Finally trudging my way back to Fairyland Point, I was relieved to climb into the car. I cruised easily (in both senses!) down the scenic road once more, thinking I would visit a few viewpoints I hadn’t stopped at the previous day. Along with a few other vehicles, I paused to watch a herd of pronghorns feeding at the roadside. Sometimes wrongly called antelopes, they did display that characteristic delicacy and grace, and I had never seen so many together. “Prongers” had been headed for extinction in the previous century, and in thirty years of traveling America’s backroads by bicycle, motorcyle, and car, I had never seen more than two at a time, and that rarely. Now they were on the rebound, largely thanks to the national parks.
I was still looking for the one overlook I remembered so well from fifteen years ago. I had a hunch it might be the one named after Ebenezer Bryce, so I parked there and walked toward the edge—hobbling at first until my legs unstiffened again. Out on the fenced-in point, I looked out and . . . there it was.
I looked left toward Inspiration Point, and around the indelible scene of what in my mind’s eye I had thought of as the Heavenly Choir. (More frozen music.)
Three boys aged ten to twelve or so, with the clean-cut “whiteness” and sturdy clothing of Mormon children (in Utah, after all), were fooling around on the edge. One of them was kneeling down with his smartphone, then on his elbows, pretending to take “artful” photographs. He directed his two buddies, or brothers, in increasingly bizarre poses, and they all giggled.
With a smile, I held out my camera to him and said, “Could I get you to take one of me, please? You seem to be the photographic expert around here.”
The boy looked down modestly and said, “Aw, I was just foolin’ around.”
I was left smiling to myself and thinking, “No! Really?”
Kids don’t always get grownup humor—I remember.
The boy took my camera and stood back, carefully composing the frame, then took a few shots. He still didn’t seem satisfied, and continuing eyeing the composition, until I said, “Thank you, I’m sure that’s got it.”
I took back my camera, smiling again. Maybe someday that boy will see this and know that he helped me to capture the frozen music.
Early the following morning, at o’dark o’clock, the Ghost Driver loaded his luggage into the frost-covered car, and fired it up. (He had considerately parked away from the rows of motel rooms, knowing he would be leaving at an “antisocial hour.” No DILLIGAF here.)

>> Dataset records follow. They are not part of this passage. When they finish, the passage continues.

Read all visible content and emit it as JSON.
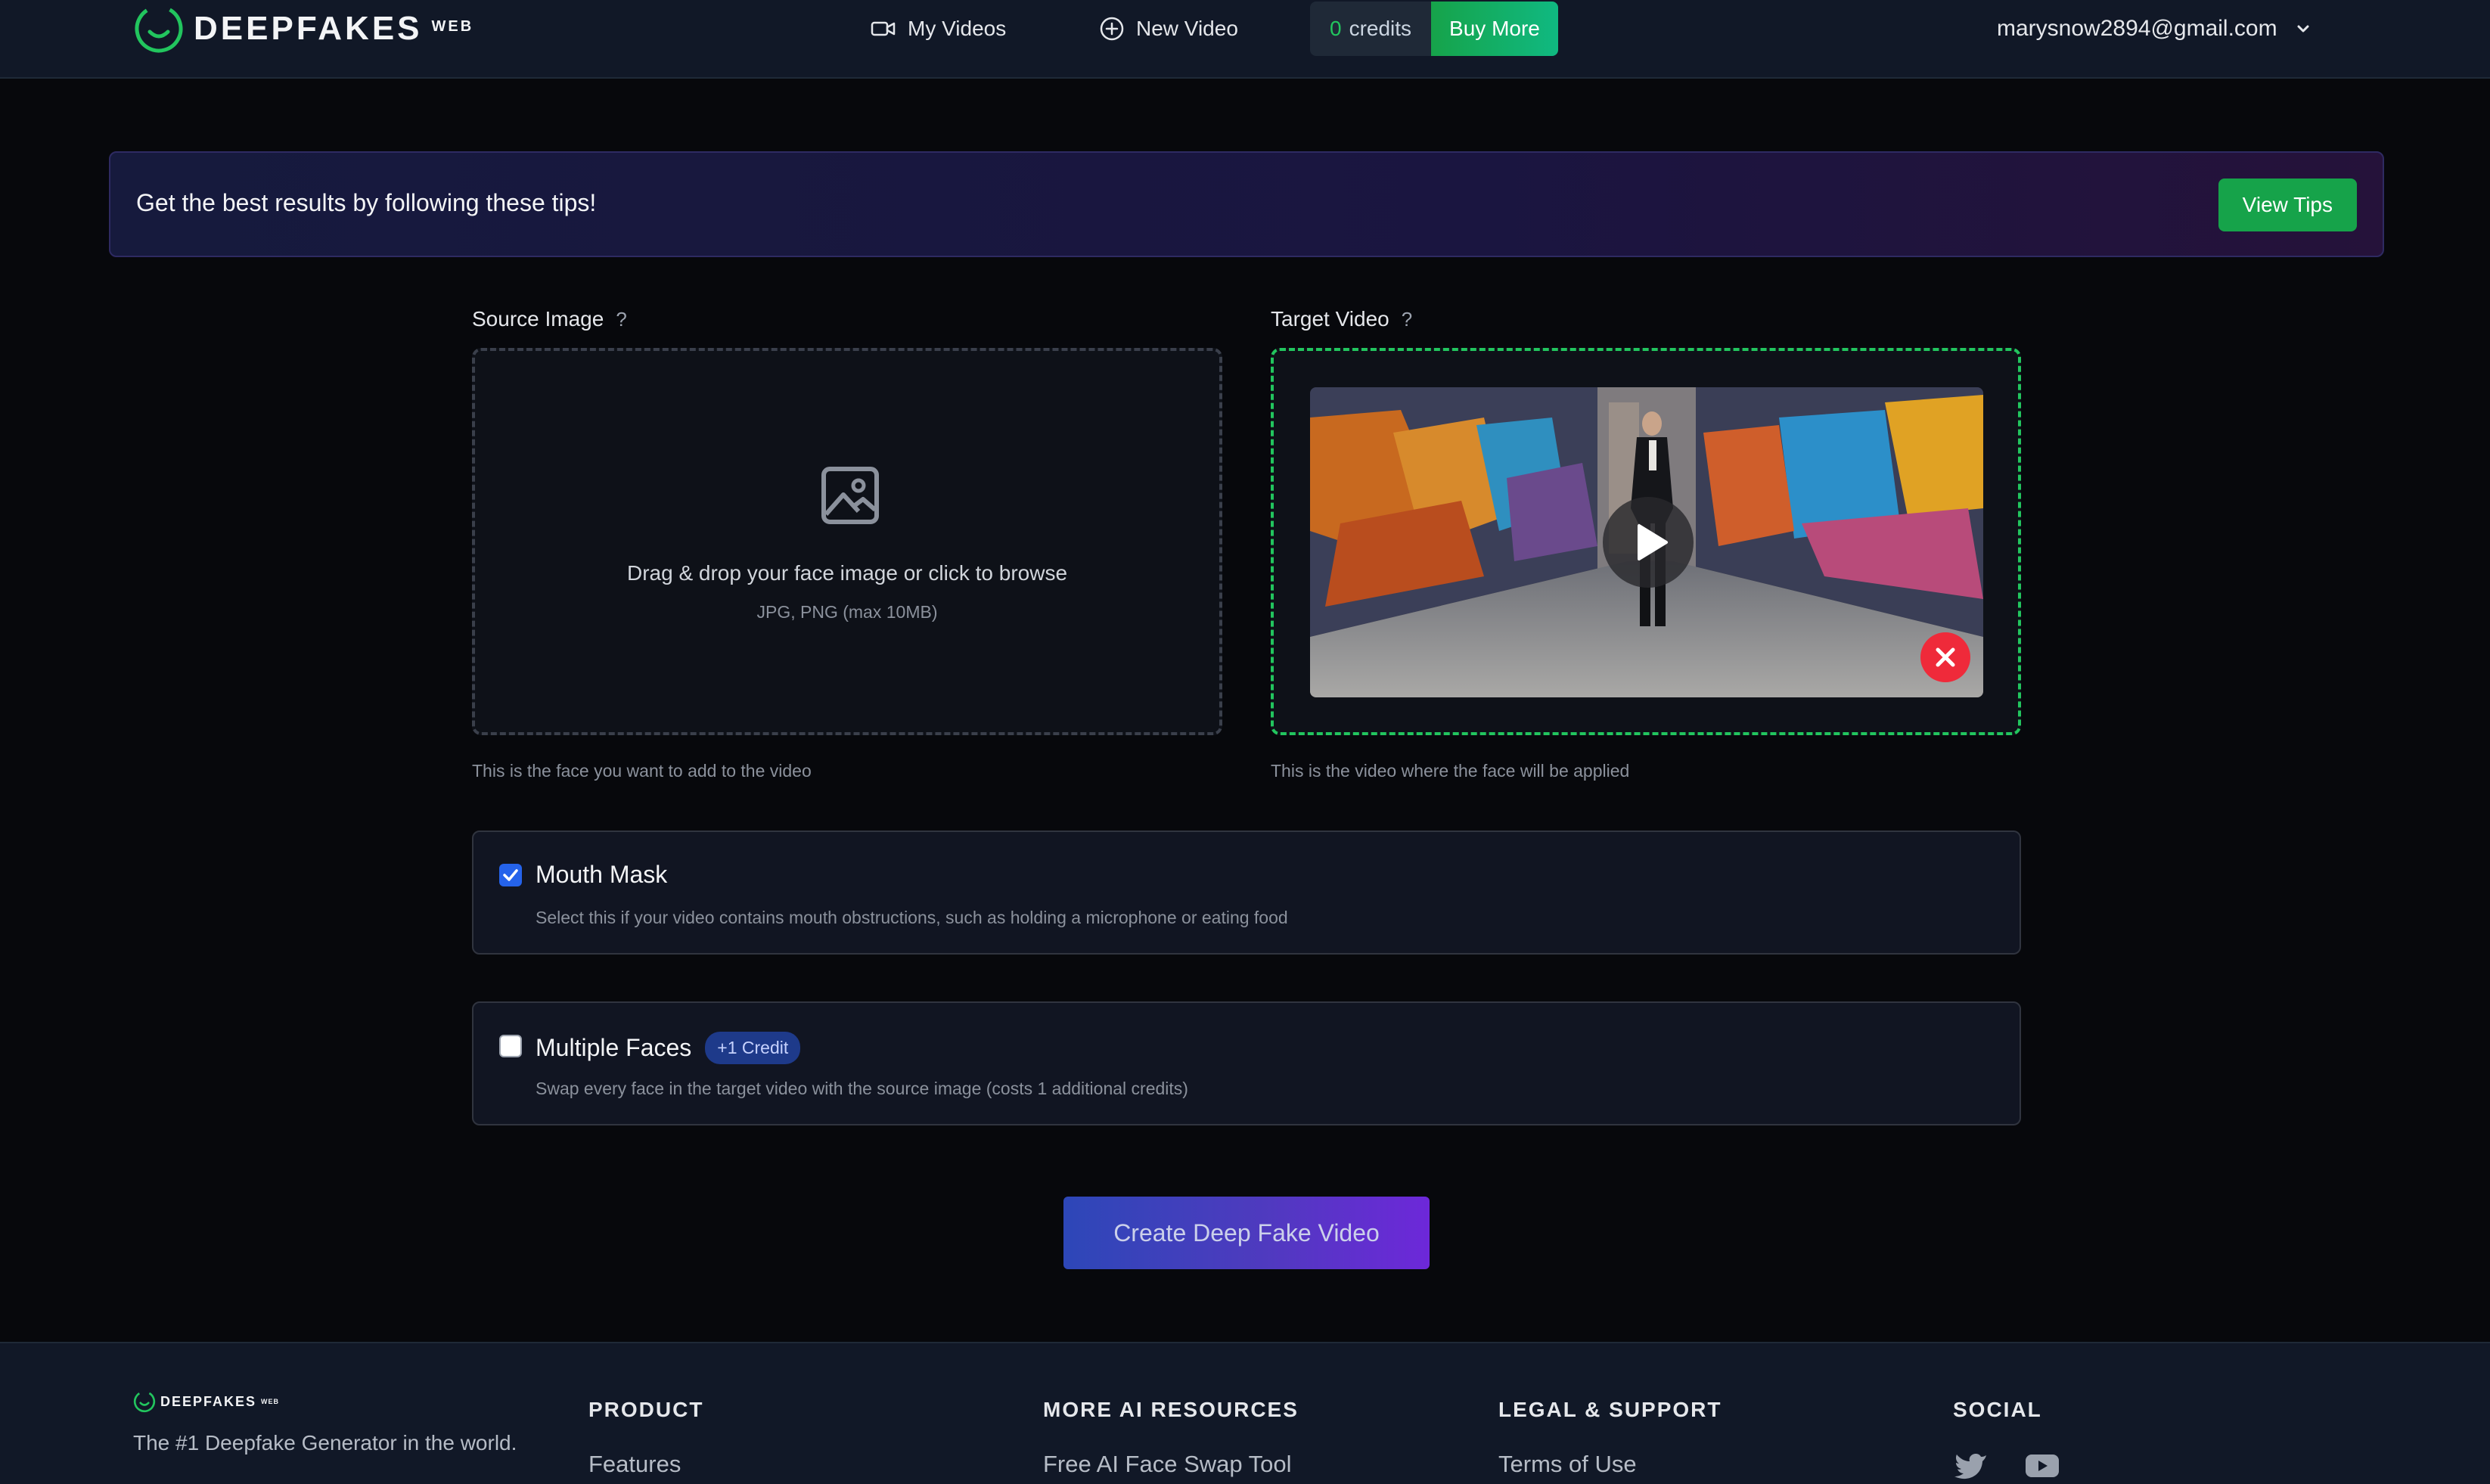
{
  "header": {
    "logo_text": "DEEPFAKES",
    "logo_sub": "WEB",
    "nav": {
      "my_videos": "My Videos",
      "new_video": "New Video"
    },
    "credits_count": "0",
    "credits_label": "credits",
    "buy_more": "Buy More",
    "user_email": "marysnow2894@gmail.com"
  },
  "tips": {
    "text": "Get the best results by following these tips!",
    "button": "View Tips"
  },
  "source": {
    "label": "Source Image",
    "help_mark": "?",
    "drop_text": "Drag & drop your face image or click to browse",
    "formats": "JPG, PNG (max 10MB)",
    "help": "This is the face you want to add to the video"
  },
  "target": {
    "label": "Target Video",
    "help_mark": "?",
    "help": "This is the video where the face will be applied"
  },
  "options": {
    "mouth_mask": {
      "title": "Mouth Mask",
      "checked": true,
      "desc": "Select this if your video contains mouth obstructions, such as holding a microphone or eating food"
    },
    "multiple_faces": {
      "title": "Multiple Faces",
      "badge": "+1 Credit",
      "checked": false,
      "desc": "Swap every face in the target video with the source image (costs 1 additional credits)"
    }
  },
  "create_button": "Create Deep Fake Video",
  "footer": {
    "logo_text": "DEEPFAKES",
    "logo_sub": "WEB",
    "tagline": "The #1 Deepfake Generator in the world.",
    "columns": [
      {
        "heading": "PRODUCT",
        "link": "Features"
      },
      {
        "heading": "MORE AI RESOURCES",
        "link": "Free AI Face Swap Tool"
      },
      {
        "heading": "LEGAL & SUPPORT",
        "link": "Terms of Use"
      },
      {
        "heading": "SOCIAL"
      }
    ],
    "social_icons": [
      "twitter-icon",
      "youtube-icon"
    ]
  },
  "colors": {
    "accent_green": "#22c55e",
    "danger": "#ef2a3a",
    "checkbox_blue": "#2563eb"
  }
}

Headlights on bright, he drove into the cold night, heading for home, feeling good, and watching for deer. Over the mountains on a dark, winding two-lane, then onto the interstate and breakfast at Denny’s in St. George. Down through Vegas and across the wide Mojave, the Vanquish handled it all with alacrity and comfort. A ten-hour drive was no strain in that car, truly a Grand Tourer, and the 1,500 miles had been an absolute joy, as were the fifteen miles of hiking. Altogether, a memorable experience—one of his favorite road trips ever.
Now he was aiming for home, and the following night his wife and daughter would be returning from New York. He wanted to be waiting when they opened the door.